Whatever stereotypes you might hold about Calgary and Calgarians–I know, I’m from Toronto, the supposed centre of the universe–I will agree with one: the weather here is a touch unpredictable. (See Exhibit A, below.) Yes, occasionally it snows in the summer.
(As an aside, I’m afraid to call our dear friends who moved to the country last spring. Their property has since flooded and lightening has struck their home. I can’t imagine what yesterday brought them. Please write in, disaster-prone friends, to reassure my readership that you are okay. We are all worried about you.)
But we Calgarians are a hardy folk. Kids were expected at school, despite widespread power outages. People made their way in to work if they could. Those who couldn’t spent the day clearing neighbours’ sidewalks, saving all the tree branches they could reach, and doing whatever they could to help out those around them. I’m afraid I just admired the neighbourliness from afar, since I was totally bushed after a dog walk through heavy, wet snow and needed a 90-minute nap.
Countless branches and trees were felled by the heavy accumulation, causing power outages in many areas. We lost two major branches ourselves (see Exhibit B, left). A neighbour who had left for work at 5 a.m. that morning somehow found the energy to take a chain saw to our debris so we could clear the road.
As we learned last year during the freak flood that wreaked havoc on our fair city, Calgarians should be known, not as rednecked cowboys, but as generous and kind neighbours. We pulled together then, and again yesterday, during this crazy snowstorm that has forever changed the face of the city.
But my favourite story of the day comes from J., who answered a young man’s knock on our door late yesterday afternoon, during our second extended power outage.
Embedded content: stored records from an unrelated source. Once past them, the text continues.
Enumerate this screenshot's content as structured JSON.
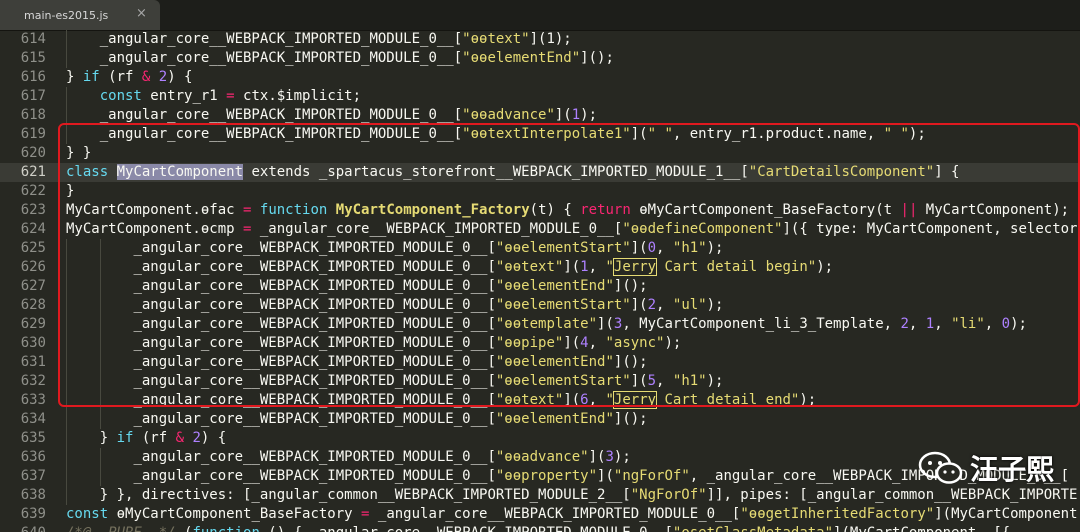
{
  "tab": {
    "title": "main-es2015.js",
    "close": "×"
  },
  "watermark": {
    "text": "汪子熙"
  },
  "lines": [
    {
      "num": "614",
      "indent": 4,
      "tokens": [
        [
          "_angular_core__WEBPACK_IMPORTED_MODULE_0__[",
          "p"
        ],
        [
          "\"ɵɵtext\"",
          "s"
        ],
        [
          "](1);",
          "p"
        ]
      ]
    },
    {
      "num": "615",
      "indent": 4,
      "tokens": [
        [
          "_angular_core__WEBPACK_IMPORTED_MODULE_0__[",
          "p"
        ],
        [
          "\"ɵɵelementEnd\"",
          "s"
        ],
        [
          "]();",
          "p"
        ]
      ]
    },
    {
      "num": "616",
      "indent": 0,
      "tokens": [
        [
          "} ",
          "p"
        ],
        [
          "if",
          "k"
        ],
        [
          " (rf ",
          "p"
        ],
        [
          "&",
          "o"
        ],
        [
          " ",
          "p"
        ],
        [
          "2",
          "n"
        ],
        [
          ") {",
          "p"
        ]
      ]
    },
    {
      "num": "617",
      "indent": 4,
      "tokens": [
        [
          "const",
          "k"
        ],
        [
          " entry_r1 ",
          "p"
        ],
        [
          "=",
          "o"
        ],
        [
          " ctx.$implicit;",
          "p"
        ]
      ]
    },
    {
      "num": "618",
      "indent": 4,
      "tokens": [
        [
          "_angular_core__WEBPACK_IMPORTED_MODULE_0__[",
          "p"
        ],
        [
          "\"ɵɵadvance\"",
          "s"
        ],
        [
          "](",
          "p"
        ],
        [
          "1",
          "n"
        ],
        [
          ");",
          "p"
        ]
      ]
    },
    {
      "num": "619",
      "indent": 4,
      "tokens": [
        [
          "_angular_core__WEBPACK_IMPORTED_MODULE_0__[",
          "p"
        ],
        [
          "\"ɵɵtextInterpolate1\"",
          "s"
        ],
        [
          "](",
          "p"
        ],
        [
          "\" \"",
          "s"
        ],
        [
          ", entry_r1.product.name, ",
          "p"
        ],
        [
          "\" \"",
          "s"
        ],
        [
          ");",
          "p"
        ]
      ]
    },
    {
      "num": "620",
      "indent": 0,
      "tokens": [
        [
          "} }",
          "p"
        ]
      ]
    },
    {
      "num": "621",
      "indent": 0,
      "current": true,
      "tokens": [
        [
          "class",
          "k"
        ],
        [
          " ",
          "p"
        ],
        [
          "MyCartComponent",
          "sel"
        ],
        [
          " extends _spartacus_storefront__WEBPACK_IMPORTED_MODULE_1__[",
          "p"
        ],
        [
          "\"CartDetailsComponent\"",
          "s"
        ],
        [
          "] {",
          "p"
        ]
      ]
    },
    {
      "num": "622",
      "indent": 0,
      "tokens": [
        [
          "}",
          "p"
        ]
      ]
    },
    {
      "num": "623",
      "indent": 0,
      "tokens": [
        [
          "MyCartComponent.ɵfac ",
          "p"
        ],
        [
          "=",
          "o"
        ],
        [
          " ",
          "p"
        ],
        [
          "function",
          "k"
        ],
        [
          " ",
          "p"
        ],
        [
          "MyCartComponent_Factory",
          "fb"
        ],
        [
          "(t) { ",
          "p"
        ],
        [
          "return",
          "r"
        ],
        [
          " ɵMyCartComponent_BaseFactory(t ",
          "p"
        ],
        [
          "||",
          "o"
        ],
        [
          " MyCartComponent);",
          "p"
        ]
      ]
    },
    {
      "num": "624",
      "indent": 0,
      "tokens": [
        [
          "MyCartComponent.ɵcmp ",
          "p"
        ],
        [
          "=",
          "o"
        ],
        [
          " _angular_core__WEBPACK_IMPORTED_MODULE_0__[",
          "p"
        ],
        [
          "\"ɵɵdefineComponent\"",
          "s"
        ],
        [
          "]({ type: MyCartComponent, selector",
          "p"
        ]
      ]
    },
    {
      "num": "625",
      "indent": 8,
      "tokens": [
        [
          "_angular_core__WEBPACK_IMPORTED_MODULE_0__[",
          "p"
        ],
        [
          "\"ɵɵelementStart\"",
          "s"
        ],
        [
          "](",
          "p"
        ],
        [
          "0",
          "n"
        ],
        [
          ", ",
          "p"
        ],
        [
          "\"h1\"",
          "s"
        ],
        [
          ");",
          "p"
        ]
      ]
    },
    {
      "num": "626",
      "indent": 8,
      "tokens": [
        [
          "_angular_core__WEBPACK_IMPORTED_MODULE_0__[",
          "p"
        ],
        [
          "\"ɵɵtext\"",
          "s"
        ],
        [
          "](",
          "p"
        ],
        [
          "1",
          "n"
        ],
        [
          ", ",
          "p"
        ],
        [
          "\"",
          "s"
        ],
        [
          "Jerry",
          "sb"
        ],
        [
          " Cart detail begin\"",
          "s"
        ],
        [
          ");",
          "p"
        ]
      ]
    },
    {
      "num": "627",
      "indent": 8,
      "tokens": [
        [
          "_angular_core__WEBPACK_IMPORTED_MODULE_0__[",
          "p"
        ],
        [
          "\"ɵɵelementEnd\"",
          "s"
        ],
        [
          "]();",
          "p"
        ]
      ]
    },
    {
      "num": "628",
      "indent": 8,
      "tokens": [
        [
          "_angular_core__WEBPACK_IMPORTED_MODULE_0__[",
          "p"
        ],
        [
          "\"ɵɵelementStart\"",
          "s"
        ],
        [
          "](",
          "p"
        ],
        [
          "2",
          "n"
        ],
        [
          ", ",
          "p"
        ],
        [
          "\"ul\"",
          "s"
        ],
        [
          ");",
          "p"
        ]
      ]
    },
    {
      "num": "629",
      "indent": 8,
      "tokens": [
        [
          "_angular_core__WEBPACK_IMPORTED_MODULE_0__[",
          "p"
        ],
        [
          "\"ɵɵtemplate\"",
          "s"
        ],
        [
          "](",
          "p"
        ],
        [
          "3",
          "n"
        ],
        [
          ", MyCartComponent_li_3_Template, ",
          "p"
        ],
        [
          "2",
          "n"
        ],
        [
          ", ",
          "p"
        ],
        [
          "1",
          "n"
        ],
        [
          ", ",
          "p"
        ],
        [
          "\"li\"",
          "s"
        ],
        [
          ", ",
          "p"
        ],
        [
          "0",
          "n"
        ],
        [
          ");",
          "p"
        ]
      ]
    },
    {
      "num": "630",
      "indent": 8,
      "tokens": [
        [
          "_angular_core__WEBPACK_IMPORTED_MODULE_0__[",
          "p"
        ],
        [
          "\"ɵɵpipe\"",
          "s"
        ],
        [
          "](",
          "p"
        ],
        [
          "4",
          "n"
        ],
        [
          ", ",
          "p"
        ],
        [
          "\"async\"",
          "s"
        ],
        [
          ");",
          "p"
        ]
      ]
    },
    {
      "num": "631",
      "indent": 8,
      "tokens": [
        [
          "_angular_core__WEBPACK_IMPORTED_MODULE_0__[",
          "p"
        ],
        [
          "\"ɵɵelementEnd\"",
          "s"
        ],
        [
          "]();",
          "p"
        ]
      ]
    },
    {
      "num": "632",
      "indent": 8,
      "tokens": [
        [
          "_angular_core__WEBPACK_IMPORTED_MODULE_0__[",
          "p"
        ],
        [
          "\"ɵɵelementStart\"",
          "s"
        ],
        [
          "](",
          "p"
        ],
        [
          "5",
          "n"
        ],
        [
          ", ",
          "p"
        ],
        [
          "\"h1\"",
          "s"
        ],
        [
          ");",
          "p"
        ]
      ]
    },
    {
      "num": "633",
      "indent": 8,
      "tokens": [
        [
          "_angular_core__WEBPACK_IMPORTED_MODULE_0__[",
          "p"
        ],
        [
          "\"ɵɵtext\"",
          "s"
        ],
        [
          "](",
          "p"
        ],
        [
          "6",
          "n"
        ],
        [
          ", ",
          "p"
        ],
        [
          "\"",
          "s"
        ],
        [
          "Jerry",
          "sb"
        ],
        [
          " Cart detail end\"",
          "s"
        ],
        [
          ");",
          "p"
        ]
      ]
    },
    {
      "num": "634",
      "indent": 8,
      "tokens": [
        [
          "_angular_core__WEBPACK_IMPORTED_MODULE_0__[",
          "p"
        ],
        [
          "\"ɵɵelementEnd\"",
          "s"
        ],
        [
          "]();",
          "p"
        ]
      ]
    },
    {
      "num": "635",
      "indent": 4,
      "tokens": [
        [
          "} ",
          "p"
        ],
        [
          "if",
          "k"
        ],
        [
          " (rf ",
          "p"
        ],
        [
          "&",
          "o"
        ],
        [
          " ",
          "p"
        ],
        [
          "2",
          "n"
        ],
        [
          ") {",
          "p"
        ]
      ]
    },
    {
      "num": "636",
      "indent": 8,
      "tokens": [
        [
          "_angular_core__WEBPACK_IMPORTED_MODULE_0__[",
          "p"
        ],
        [
          "\"ɵɵadvance\"",
          "s"
        ],
        [
          "](",
          "p"
        ],
        [
          "3",
          "n"
        ],
        [
          ");",
          "p"
        ]
      ]
    },
    {
      "num": "637",
      "indent": 8,
      "tokens": [
        [
          "_angular_core__WEBPACK_IMPORTED_MODULE_0__[",
          "p"
        ],
        [
          "\"ɵɵproperty\"",
          "s"
        ],
        [
          "](",
          "p"
        ],
        [
          "\"ngForOf\"",
          "s"
        ],
        [
          ", _angular_core__WEBPACK_IMPORTED_MODULE_0__[",
          "p"
        ]
      ]
    },
    {
      "num": "638",
      "indent": 4,
      "tokens": [
        [
          "} }, directives: [_angular_common__WEBPACK_IMPORTED_MODULE_2__[",
          "p"
        ],
        [
          "\"NgForOf\"",
          "s"
        ],
        [
          "]], pipes: [_angular_common__WEBPACK_IMPORTE",
          "p"
        ]
      ]
    },
    {
      "num": "639",
      "indent": 0,
      "tokens": [
        [
          "const",
          "k"
        ],
        [
          " ɵMyCartComponent_BaseFactory ",
          "p"
        ],
        [
          "=",
          "o"
        ],
        [
          " _angular_core__WEBPACK_IMPORTED_MODULE_0__[",
          "p"
        ],
        [
          "\"ɵɵgetInheritedFactory\"",
          "s"
        ],
        [
          "](MyCartComponent",
          "p"
        ]
      ]
    },
    {
      "num": "640",
      "indent": 0,
      "tokens": [
        [
          "/*@__PURE__*/",
          "c"
        ],
        [
          " (",
          "p"
        ],
        [
          "function",
          "k"
        ],
        [
          " () { _angular_core__WEBPACK_IMPORTED_MODULE_0__[",
          "p"
        ],
        [
          "\"ɵsetClassMetadata\"",
          "s"
        ],
        [
          "](MyCartComponent, [{",
          "p"
        ]
      ]
    }
  ]
}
We’ve known this lovely fellow since he was a small tyke. Now in Grade 6, he is mature enough to occupy himself alone after school until his parents arrive home. He was doing just that yesterday, until the power failed and he became a bit frightened. So he ventured over to ask if he could use a cell phone to call his mom to come home. While he waited, he shot the breeze with J. so he wouldn’t have to head back to the empty house. Of course he and J. talked about hockey, which, as a bad gay, I just can’t do. (After many years of J.’s patient coaching, I do now understand offside, but I still can’t spot it when it’s happening.) Good thing I was out at the time, or I would have grilled him on boring topics like friends and school.
There is no greater honour than knowing a neighbourhood child considers your home safe, and that his parents trust you to care for him in their absence. I can take no credit for this incident, but still it warms my heart. And all it took was a September snowstorm to make it happen.
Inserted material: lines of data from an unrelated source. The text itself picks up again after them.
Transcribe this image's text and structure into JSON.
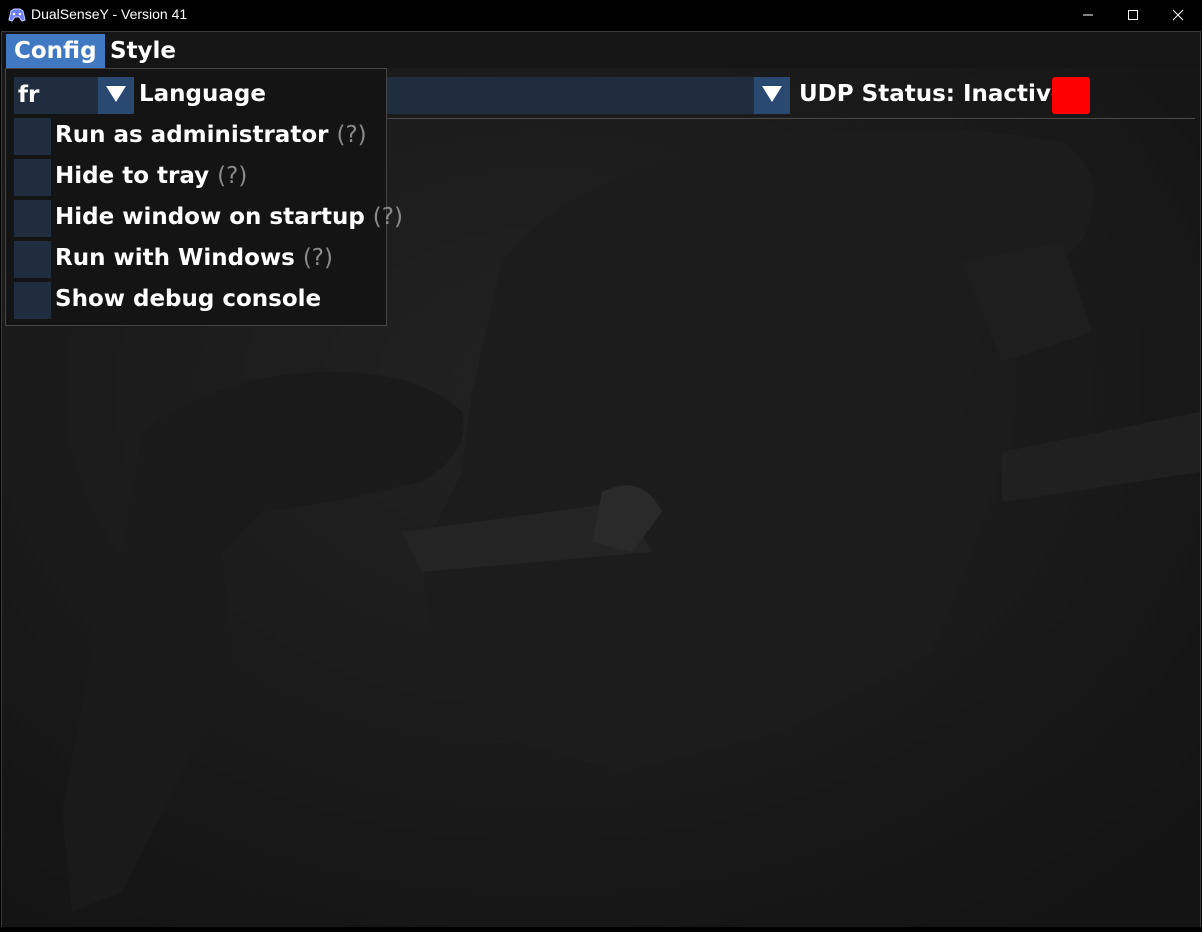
{
  "window": {
    "title": "DualSenseY - Version 41"
  },
  "menu": {
    "items": [
      {
        "label": "Config",
        "active": true
      },
      {
        "label": "Style",
        "active": false
      }
    ]
  },
  "toolbar": {
    "udp_status": "UDP Status: Inactive",
    "udp_color": "#ff0000"
  },
  "config_menu": {
    "language_value": "fr",
    "language_label": "Language",
    "options": [
      {
        "label": "Run as administrator",
        "help": "(?)",
        "checked": false
      },
      {
        "label": "Hide to tray",
        "help": "(?)",
        "checked": false
      },
      {
        "label": "Hide window on startup",
        "help": "(?)",
        "checked": false
      },
      {
        "label": "Run with Windows",
        "help": "(?)",
        "checked": false
      },
      {
        "label": "Show debug console",
        "help": "",
        "checked": false
      }
    ]
  },
  "colors": {
    "accent": "#4078c2",
    "frame_bg": "#1f2d3f",
    "button": "#2a4970"
  }
}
As for the weather, the forecast suggests sunny skies and a high of 24º C by early next week. And we can count on a day or two that warm in the middle of winter too, since winter in summer begets summer in winter. That’s only fair, don’t you think?